“On their release, Peter and John went back to their own people and reported all that the chief priests and elders had said to them. When they heard this, they raised their voices together in prayer to God.” (Acts 4:23-24)

Acts 4 goes on to describe the prayer and then we’re told:

“After they prayed, the place where they were meeting was shaken. And they were all filled with the Holy Spirit and spoke the word of God boldly.” Acts 4:31

That’s the behavior of a church leader who “walks with God” and “thinks like God. ”

This is the type of leader who hears when Jesus says: "I am the vine; you are the branches. If a man remains in me and I in him, he will bear much fruit; apart from me you can do nothing.” John 15:5

He’s the type of leader who knows God doesn’t need him. God accomplishes His will - “’Not by might nor by power, but by my Spirit,’ says the LORD Almighty.” Zechariah 4:6

The leaders in Dead churches never understand this.

To this type of leader, it’s always their church, not God’s.

To this type of leader “if anything’s gonna get done – it will be by their wisdom and

plans = not God’s

To this type of leader, control AND “who is in charge” are the most important things in the church.

They’ve forgotten that the power in Church comes from Jesus Christ

Not from their buildings

Not from their committees

Not from their little groups that manipulate the workings in the congregation.

It’s from Jesus Christ alone.

ILLUS: After WWI one of the great heroes of that conflict - Lawrence of Arabia was in Paris with some of his Arab friends

He showed them the sights of the city: the Arch of Triumph, the Louvre, Napoleon’s tomb, the Champs Elysees, but none of these things impressed them.

The thing that really interested them the most was the faucet in the bathtub of the hotel room.
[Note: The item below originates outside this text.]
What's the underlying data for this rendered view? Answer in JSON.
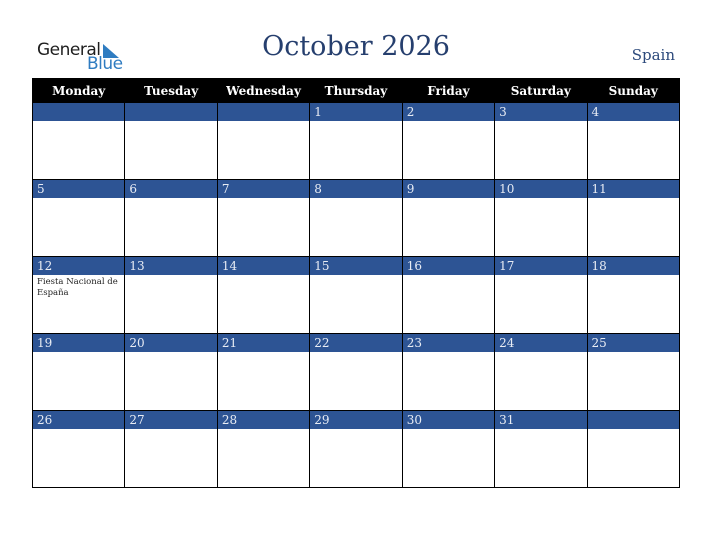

They spent much of time in turning it on and off. They found it amazing that one could turn a handle and get all the water he wanted.
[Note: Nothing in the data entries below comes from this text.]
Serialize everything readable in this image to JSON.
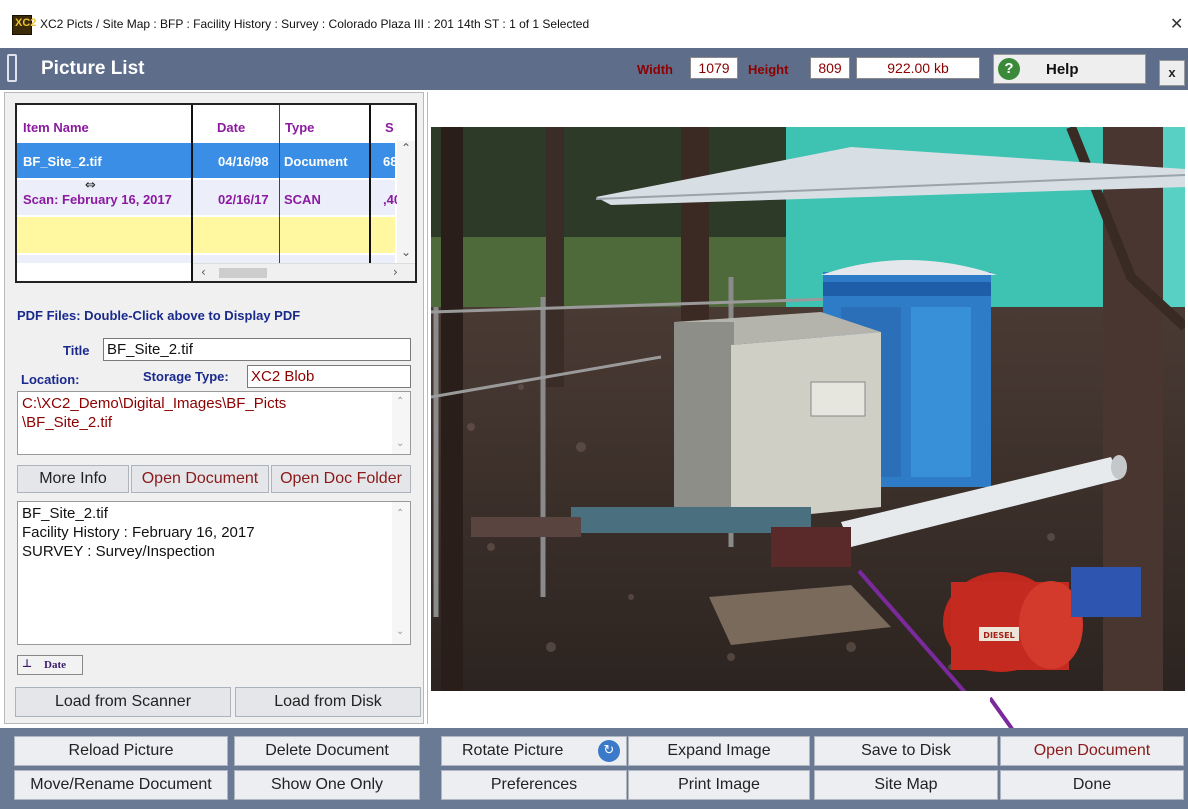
{
  "window": {
    "title": "XC2 Picts / Site Map :  BFP : Facility History : Survey : Colorado Plaza III : 201 14th ST : 1 of 1 Selected",
    "app_icon": "XC2"
  },
  "header": {
    "title": "Picture List",
    "width_label": "Width",
    "width_value": "1079",
    "height_label": "Height",
    "height_value": "809",
    "size_value": "922.00 kb",
    "help_label": "Help",
    "close_label": "x"
  },
  "grid": {
    "columns": [
      "Item Name",
      "Date",
      "Type",
      "S"
    ],
    "rows": [
      {
        "name": "BF_Site_2.tif",
        "date": "04/16/98",
        "type": "Document",
        "size": "68",
        "selected": true
      },
      {
        "name": "Scan: February 16, 2017",
        "date": "02/16/17",
        "type": "SCAN",
        "size": ",40",
        "selected": false
      }
    ]
  },
  "details": {
    "pdf_note": "PDF Files:  Double-Click above to Display PDF",
    "title_label": "Title",
    "title_value": "BF_Site_2.tif",
    "location_label": "Location:",
    "storage_type_label": "Storage Type:",
    "storage_type_value": "XC2 Blob",
    "path_line1": "C:\\XC2_Demo\\Digital_Images\\BF_Picts",
    "path_line2": "\\BF_Site_2.tif",
    "more_info": "More Info",
    "open_document": "Open Document",
    "open_doc_folder": "Open Doc Folder",
    "info_lines": [
      "BF_Site_2.tif",
      "Facility History  :  February 16, 2017",
      "SURVEY  :  Survey/Inspection"
    ],
    "date_button": "Date",
    "load_scanner": "Load from Scanner",
    "load_disk": "Load from Disk"
  },
  "photo": {
    "sign_text": "DIESEL"
  },
  "bottom": {
    "row1": [
      "Reload Picture",
      "Delete Document",
      "Rotate Picture",
      "Expand Image",
      "Save to Disk",
      "Open Document"
    ],
    "row2": [
      "Move/Rename Document",
      "Show One Only",
      "Preferences",
      "Print Image",
      "Site Map",
      "Done"
    ]
  },
  "colors": {
    "header_bg": "#5e6e8a",
    "selected_row": "#3a8ee6",
    "accent_red": "#8b0000",
    "label_blue": "#1a2a8c",
    "annotation_arrow": "#7a2a9c"
  }
}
Later, when they were ready to leave Paris and return to the East, Lawrence found them in the bathroom with wrenches trying to disconnect the faucet.

"You see," they said, "it is very dry in Arabia. What we need are faucets. If we have them, we will have all the water we want." Lawrence had to explain to them that the effectiveness of the faucets did not lie in themselves but in the vast reservoirs of water to which they were attached and he had to point out that behind this lay the rain and snowfalls of the Alps.

So also, churches and Christians are like that faucet. Without the reservoirs that fed the pipes to the faucet, no water was going to come out. Likewise without the reservoir of Christ flowing through our lives we are useless. Unless we realize that, our churches become ill and die

As Jesus said: "... apart from me you can do nothing." (John 15:5)

But, until you come to know Jesus - nothing else will matter. That’s why we offer an invitation for you to place yourself in the hands of Jesus, so that your life will have real meaning and make a real difference.


Remember... - Revelation 2:1-2:7

Where Was God? - Revelation 2:8-2:11

The Comatose Congregation - Revelation 3:1-3:6

Making An Open Door- Revelation 3:7-3:13

The Poor Little Rich Church - Revelation 3:14-3:22